The Rose Tattoo is well-acted and full of talented performers. Lillian J. Small is a fabulous Serafina, and Linnea Gregg does an excellent job as her daughter, Rosa delle Rose. The actors behind the “party girls”, Flora and Bessie, are funny and endearing in their supporting roles, with the perfect balance of pettiness and promiscuity needed to depict their characters.
The play is very enjoyable, and it’s nothing if not unusual. In fact, it’s rather unique, quirky…even weird. But those are all good things. It keeps things interesting. Take the bizarre neighborhood lady with the wild and crazy, frizzed-out hair. She wanders around without direction or purpose, making trouble and sipping a can of PBR through a straw. You’re not sure what to make of her—malicious busybody or harmless vagabond—but she adds to the storyline all the same.
And then there’s the Black Goat, the strangest creature in the bunch. Brilliantly portrayed by Erin Cessna, her character may not have the most lines to memorize in this production, but it was still not an easy role to bring to life. Queen of the one-liner, the Black Goat interjects her characteristic “Baaaa!” throughout the duration of the show, at both suitable and highly inappropriate times. Going one step further into genuine method acting, Cessna spends a considerable amount of the second act literally ripping up the pages of a magazine and chewing on the paper, in pure goat form. It was captivating and surreal. It felt like some sort of theatrical merging of Waiting for Godot and The Three Billy Goats Gruff.
Indeed, the play crosses lines in the best possible ways. Whether it’s crossing genres (Is this avant garde? Absurdist? Tragedy, or comedy?
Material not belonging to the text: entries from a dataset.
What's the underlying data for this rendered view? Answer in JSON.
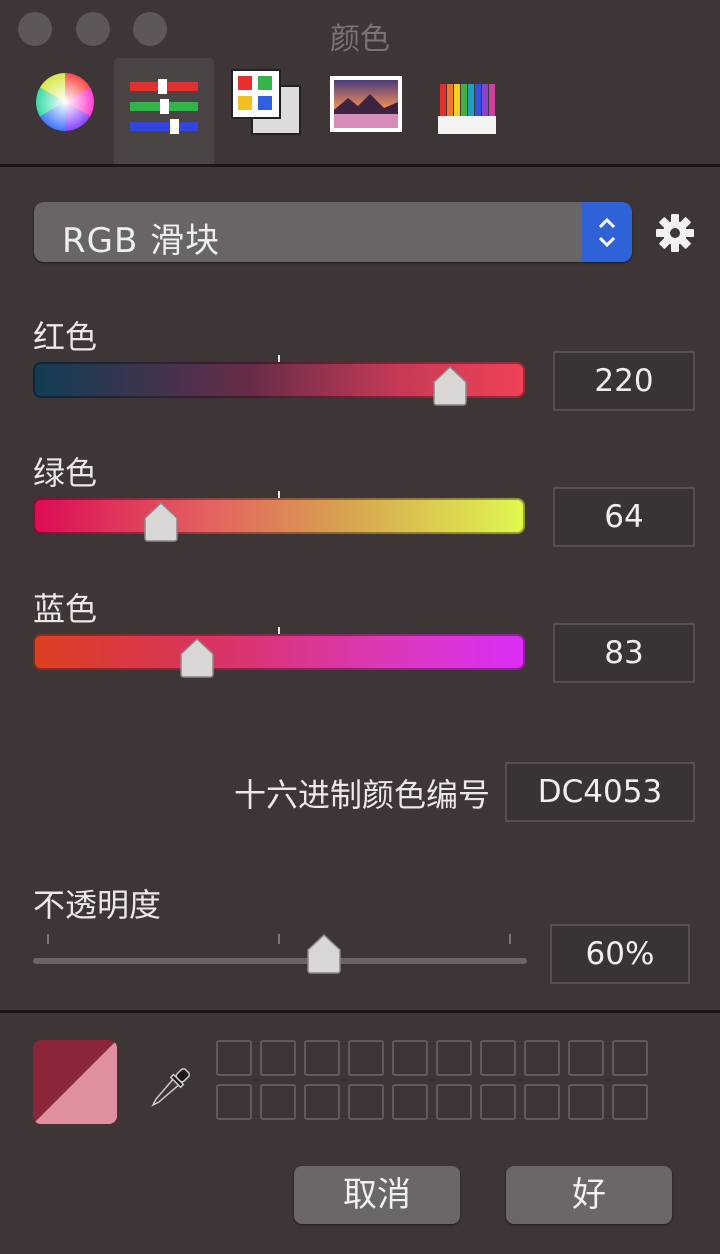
{
  "window": {
    "title": "颜色"
  },
  "toolbar": {
    "tools": [
      {
        "name": "color-wheel",
        "icon": "color-wheel-icon"
      },
      {
        "name": "color-sliders",
        "icon": "sliders-icon",
        "selected": true
      },
      {
        "name": "color-palettes",
        "icon": "palettes-icon"
      },
      {
        "name": "image-palettes",
        "icon": "image-palettes-icon"
      },
      {
        "name": "pencils",
        "icon": "pencils-icon"
      }
    ]
  },
  "mode_popup": {
    "label": "RGB 滑块"
  },
  "sliders": [
    {
      "label": "红色",
      "value": "220",
      "fraction": 0.8627
    },
    {
      "label": "绿色",
      "value": "64",
      "fraction": 0.251
    },
    {
      "label": "蓝色",
      "value": "83",
      "fraction": 0.3255
    }
  ],
  "hex": {
    "label": "十六进制颜色编号",
    "value": "DC4053"
  },
  "opacity": {
    "label": "不透明度",
    "value": "60%",
    "fraction": 0.6
  },
  "current_color": {
    "solid": "#8a2638",
    "translucent": "#e0909e"
  },
  "buttons": {
    "cancel": "取消",
    "ok": "好"
  },
  "colors": {
    "accent": "#2e62d6",
    "background": "#3d3536"
  }
}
Probably all of the above…), or crossing emotional boundaries (I found myself confused, deeply touched, sad, inspired, and laughing out loud in various parts), the play covers a lot of ground.
Humor is in ample supply. Even if paper-eating gets your goat, you still can’t help but smile throughout, and especially at the end as you witness the witty banter between Serafina and her new suitor, Alvaro. There’s just the right amount of sex. There’s plenty of action—chases and fights and what really is to be considered as slapstick comedy. And there’s deeper stuff too—love, of course, and family loyalty, friendship, pride, honor…the list goes on.
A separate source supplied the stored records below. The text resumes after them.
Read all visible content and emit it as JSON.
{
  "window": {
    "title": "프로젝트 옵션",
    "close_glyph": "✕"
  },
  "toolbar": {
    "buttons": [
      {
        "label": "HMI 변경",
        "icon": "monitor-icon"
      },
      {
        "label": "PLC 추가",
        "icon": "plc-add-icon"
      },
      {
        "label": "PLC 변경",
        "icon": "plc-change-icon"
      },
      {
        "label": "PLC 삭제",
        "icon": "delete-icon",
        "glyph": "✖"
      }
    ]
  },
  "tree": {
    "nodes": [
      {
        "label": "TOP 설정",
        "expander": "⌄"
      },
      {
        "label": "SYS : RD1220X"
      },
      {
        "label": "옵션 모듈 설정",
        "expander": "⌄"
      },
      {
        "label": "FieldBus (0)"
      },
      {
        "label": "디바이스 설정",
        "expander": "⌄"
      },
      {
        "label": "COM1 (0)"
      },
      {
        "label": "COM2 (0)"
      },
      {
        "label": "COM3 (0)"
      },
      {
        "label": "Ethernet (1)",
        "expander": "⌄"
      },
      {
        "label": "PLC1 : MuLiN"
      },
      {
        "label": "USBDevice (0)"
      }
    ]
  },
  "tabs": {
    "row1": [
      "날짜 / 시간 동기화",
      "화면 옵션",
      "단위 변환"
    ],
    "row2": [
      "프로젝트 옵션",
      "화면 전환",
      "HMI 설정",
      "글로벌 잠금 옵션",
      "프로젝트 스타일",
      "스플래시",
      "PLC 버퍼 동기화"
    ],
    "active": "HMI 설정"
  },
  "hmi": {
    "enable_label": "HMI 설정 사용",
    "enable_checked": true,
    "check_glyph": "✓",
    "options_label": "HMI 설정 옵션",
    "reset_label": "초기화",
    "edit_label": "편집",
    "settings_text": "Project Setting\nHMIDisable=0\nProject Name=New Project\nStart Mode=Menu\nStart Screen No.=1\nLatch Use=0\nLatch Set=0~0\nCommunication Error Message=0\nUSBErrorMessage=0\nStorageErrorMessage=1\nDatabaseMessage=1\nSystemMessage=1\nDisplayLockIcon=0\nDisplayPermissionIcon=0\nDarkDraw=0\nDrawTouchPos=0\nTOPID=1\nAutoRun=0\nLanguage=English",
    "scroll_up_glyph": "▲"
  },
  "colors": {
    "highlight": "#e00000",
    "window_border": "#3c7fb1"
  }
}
The audience is seated right on the stage, which gives you an intimacy with the characters. It also means you won’t have to worry about getting good seats at this show, because everyone is guaranteed to be front and center. The downside is that when things get rowdy, you better tuck in your legs and watch out for falling chairs, flying broomsticks, and actors running past you, mere inches away. But that’s a small price to pay for being so close to the action that you’re pulled right into the show, and become further engaged in the story.
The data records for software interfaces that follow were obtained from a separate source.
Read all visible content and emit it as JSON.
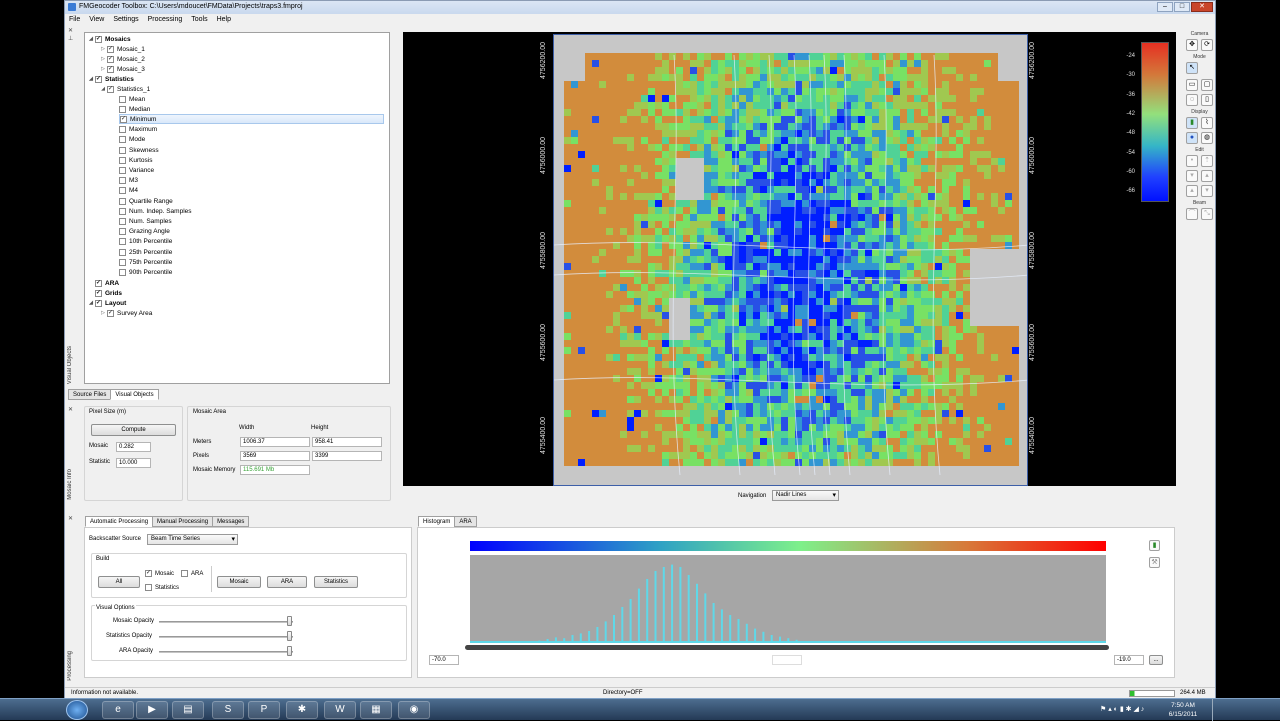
{
  "window": {
    "title": "FMGeocoder Toolbox: C:\\Users\\mdoucet\\FMData\\Projects\\traps3.fmproj"
  },
  "menu": [
    "File",
    "View",
    "Settings",
    "Processing",
    "Tools",
    "Help"
  ],
  "tree": {
    "mosaics_label": "Mosaics",
    "mosaics": [
      "Mosaic_1",
      "Mosaic_2",
      "Mosaic_3"
    ],
    "statistics_label": "Statistics",
    "statistics_1": "Statistics_1",
    "stat_items": [
      {
        "label": "Mean",
        "checked": false
      },
      {
        "label": "Median",
        "checked": false
      },
      {
        "label": "Minimum",
        "checked": true,
        "selected": true
      },
      {
        "label": "Maximum",
        "checked": false,
        "hover": true
      },
      {
        "label": "Mode",
        "checked": false
      },
      {
        "label": "Skewness",
        "checked": false
      },
      {
        "label": "Kurtosis",
        "checked": false
      },
      {
        "label": "Variance",
        "checked": false
      },
      {
        "label": "M3",
        "checked": false
      },
      {
        "label": "M4",
        "checked": false
      },
      {
        "label": "Quartile Range",
        "checked": false
      },
      {
        "label": "Num. Indep. Samples",
        "checked": false
      },
      {
        "label": "Num. Samples",
        "checked": false
      },
      {
        "label": "Grazing Angle",
        "checked": false
      },
      {
        "label": "10th Percentile",
        "checked": false
      },
      {
        "label": "25th Percentile",
        "checked": false
      },
      {
        "label": "75th Percentile",
        "checked": false
      },
      {
        "label": "90th Percentile",
        "checked": false
      }
    ],
    "ara_label": "ARA",
    "grids_label": "Grids",
    "layout_label": "Layout",
    "survey_area": "Survey Area"
  },
  "side_tabs": {
    "visual_objects": "Visual Objects",
    "mosaic_info": "Mosaic Info",
    "processing": "Processing"
  },
  "tree_tabs": [
    "Source Files",
    "Visual Objects"
  ],
  "mosaic_info": {
    "pixel_size_label": "Pixel Size (m)",
    "compute": "Compute",
    "mosaic_label": "Mosaic",
    "mosaic_value": "0.282",
    "statistic_label": "Statistic",
    "statistic_value": "10.000",
    "area_label": "Mosaic Area",
    "width_label": "Width",
    "height_label": "Height",
    "meters_label": "Meters",
    "meters_w": "1006.37",
    "meters_h": "958.41",
    "pixels_label": "Pixels",
    "pixels_w": "3569",
    "pixels_h": "3399",
    "memory_label": "Mosaic Memory",
    "memory_value": "115.691 Mb"
  },
  "processing": {
    "tabs": [
      "Automatic Processing",
      "Manual Processing",
      "Messages"
    ],
    "backscatter_label": "Backscatter Source",
    "backscatter_value": "Beam Time Series",
    "build_label": "Build",
    "all": "All",
    "mosaic_cb": "Mosaic",
    "ara_cb": "ARA",
    "statistics_cb": "Statistics",
    "mosaic_btn": "Mosaic",
    "ara_btn": "ARA",
    "statistics_btn": "Statistics",
    "visual_options": "Visual Options",
    "mosaic_opacity": "Mosaic Opacity",
    "statistics_opacity": "Statistics Opacity",
    "ara_opacity": "ARA Opacity"
  },
  "map": {
    "left_coords": [
      "4756200.00",
      "4756000.00",
      "4755800.00",
      "4755600.00",
      "4755400.00"
    ],
    "right_coords": [
      "4756200.00",
      "4756000.00",
      "4755800.00",
      "4755600.00",
      "4755400.00"
    ],
    "colorbar_ticks": [
      "-24",
      "-30",
      "-36",
      "-42",
      "-48",
      "-54",
      "-60",
      "-66"
    ],
    "navigation_label": "Navigation",
    "navigation_value": "Nadir Lines"
  },
  "toolbar": {
    "camera": "Camera",
    "mode": "Mode",
    "display": "Display",
    "edit": "Edit",
    "beam": "Beam"
  },
  "histogram": {
    "tabs": [
      "Histogram",
      "ARA"
    ],
    "min": "-70.0",
    "max": "-19.0",
    "more": "...",
    "bars": [
      0.02,
      0.03,
      0.05,
      0.07,
      0.06,
      0.1,
      0.12,
      0.15,
      0.2,
      0.27,
      0.35,
      0.45,
      0.55,
      0.68,
      0.8,
      0.9,
      0.95,
      0.98,
      0.95,
      0.85,
      0.74,
      0.62,
      0.5,
      0.42,
      0.35,
      0.3,
      0.24,
      0.18,
      0.14,
      0.1,
      0.08,
      0.06,
      0.04,
      0.02,
      0.01
    ]
  },
  "status": {
    "info": "Information not available.",
    "directory": "Directory=OFF",
    "memory": "264.4 MB"
  },
  "taskbar": {
    "time": "7:50 AM",
    "date": "6/15/2011"
  }
}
I highly recommend The Rose Tattoo. Tennessee Williams had an important connection with New Orleans, and he certainly knew how to spin a good tale, goats and all. The Tennessee Williams Theatre Company of New Orleans does his writing justice with this excellent production. If you’re looking for straightforward, simplistic, mundane theater, this might not be the show for you. But if you don’t mind some twists and turns, some creative license and a whole lot of fun, this play shouldn’t be missed.
The Rose Tattoo, a production by the Tennessee Williams Theatre Company of New Orleans, is playing now through August 7 at the Samuel Dubois Cook Theatre on the campus of Dillard University. Directed by Augustin J. Correro. For more information or to buy tickets, go to www.twtheatrenola.com.
Photos by Ride Hamilton and Kathy Bradshaw.